Eleven MIT graduating seniors and current graduate students have been named winners in the 2019-2020 Fulbright U.S. Student Fellowship Program. In addition to the 11 students accepting their awards, three applicants from MIT were selected as finalists but decided to decline their grants.
MIT’s newest Fulbright Students will engage in independent research and English teaching assignments in Brazil, the Netherlands, Spain, Russia, Taiwan, and Senegal.
Sponsored by the U.S. Department of State’s Bureau of Educational and Cultural Affairs, the mission of Fulbright is to promote cultural exchange, increase mutual understanding, and build lasting relationships among people of the world. The Fulbright U.S. Student Program offers grants in over 140 countries.
The MIT students were supported in the application process by the Presidential Committee on Distinguished Fellowships, chaired by professors Rebecca Saxe and Will Broadhead, and by MIT’s Distinguished Fellowships Office within Career Advising and Professional Development. The MIT winners are:
Annamarie “Anna” Bair ’18 earned a bachelor of science in computer science and engineering in June 2018 and will receive her master of engineering degree in computer science later this year. In Barcelona, Spain, Bair will engage in complex systems research.
Abigail “Abby” Bertics will graduate in June with a bachelor of science in electrical engineering and computer science. Her research in Yekaterinburg, Russia, will focus on natural language processing methods for understanding English second language acquisition by Russian speakers.
Hope Chen is a senior graduating with a bachelor of science in mechanical engineering. She will be going to Taiwan as an English Teaching Assistant in primary school classrooms. After completing her Fulbright program and returning to the U.S., Chen will matriculate in medical school.

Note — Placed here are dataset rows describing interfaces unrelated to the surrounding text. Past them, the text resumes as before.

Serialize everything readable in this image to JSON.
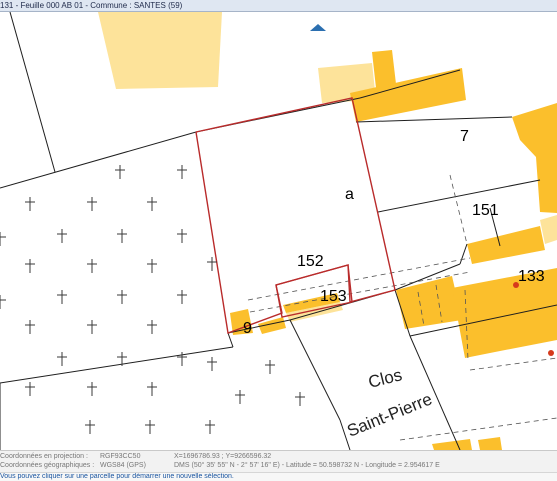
{
  "title_bar": {
    "text": "131 - Feuille 000 AB 01 - Commune : SANTES (59)"
  },
  "map": {
    "parcels": [
      "a",
      "7",
      "151",
      "152",
      "153",
      "133",
      "9"
    ],
    "street": {
      "line1": "Clos",
      "line2": "Saint-Pierre"
    },
    "colors": {
      "building_hard": "#fbbf2c",
      "building_light": "#fde39a",
      "parcel_outline": "#b92b2b",
      "cemetery_cross": "#3a3a3a",
      "nav_arrow": "#2b6fb0",
      "marker": "#d63a1c"
    }
  },
  "info_panel": {
    "projection_label": "Coordonnées en projection :",
    "projection_code": "RGF93CC50",
    "projection_coords": "X=1696786.93 ; Y=9266596.32",
    "geo_label": "Coordonnées géographiques :",
    "geo_code": "WGS84 (GPS)",
    "geo_coords": "DMS (50° 35' 55\" N - 2° 57' 16\" E) - Latitude = 50.598732 N - Longitude = 2.954617 E"
  },
  "status_bar": {
    "text": "Vous pouvez cliquer sur une parcelle pour démarrer une nouvelle sélection."
  }
}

Alexis D’Alessandro will graduate this spring with a bachelor of science in mechanical engineering. For her research in Aracaju, Brazil, she will develop an educational program and chemical sensing tool to promote water safety awareness among children.
Sarah DiIorio will earn her bachelor of science in biological engineering in June. She is headed to Eindhoven, the Netherlands, to conduct medical research related to cartilage regeneration for osteoarthritis.
Katie Fisher is a senior in MIT’s Scheller Teaching Education Program graduating with a bachelor of science in urban studies and planning with a concentration in education. As an English teaching assistant in the Netherlands, Fisher will work with students at a vocational college in Amsterdam.
Miranda McClellan ’18 received a bachelor of science in computer science and engineering in June 2018 and will earn her master of engineering degree in computer science this spring. McClellan will research automated scaling of 5G computer network resources in Barcelona, Spain.
Samira Okudo will graduate in June with a joint bachelor of science in computer science and comparative media studies. As an English teaching assistant in Brazil, she will work with university students training to be English-language instructors.
James Pelletier is a PhD candidate in physics. For his Fulbright research in Madrid, Spain, he will develop biophysical models to investigate how plants process information for cellular resource allocation and agricultural efficiency.
Jonars Spielberg is a third-year doctoral student in the Department of Urban Studies and Planning’s international development program. In Senegal, he will examine how the personal interactions of bureaucrats and farmers shape agricultural policy implementation in the country’s main irrigated regions.
Catherine Wu will graduate in June with a bachelor of science in biology. She will be working with university students in Brazil as a Fulbright English Teaching Assistant.
MIT students interested in applying to the Fulbright U.S. Student Program should contact Julia Mongo in Distinguished Fellowships.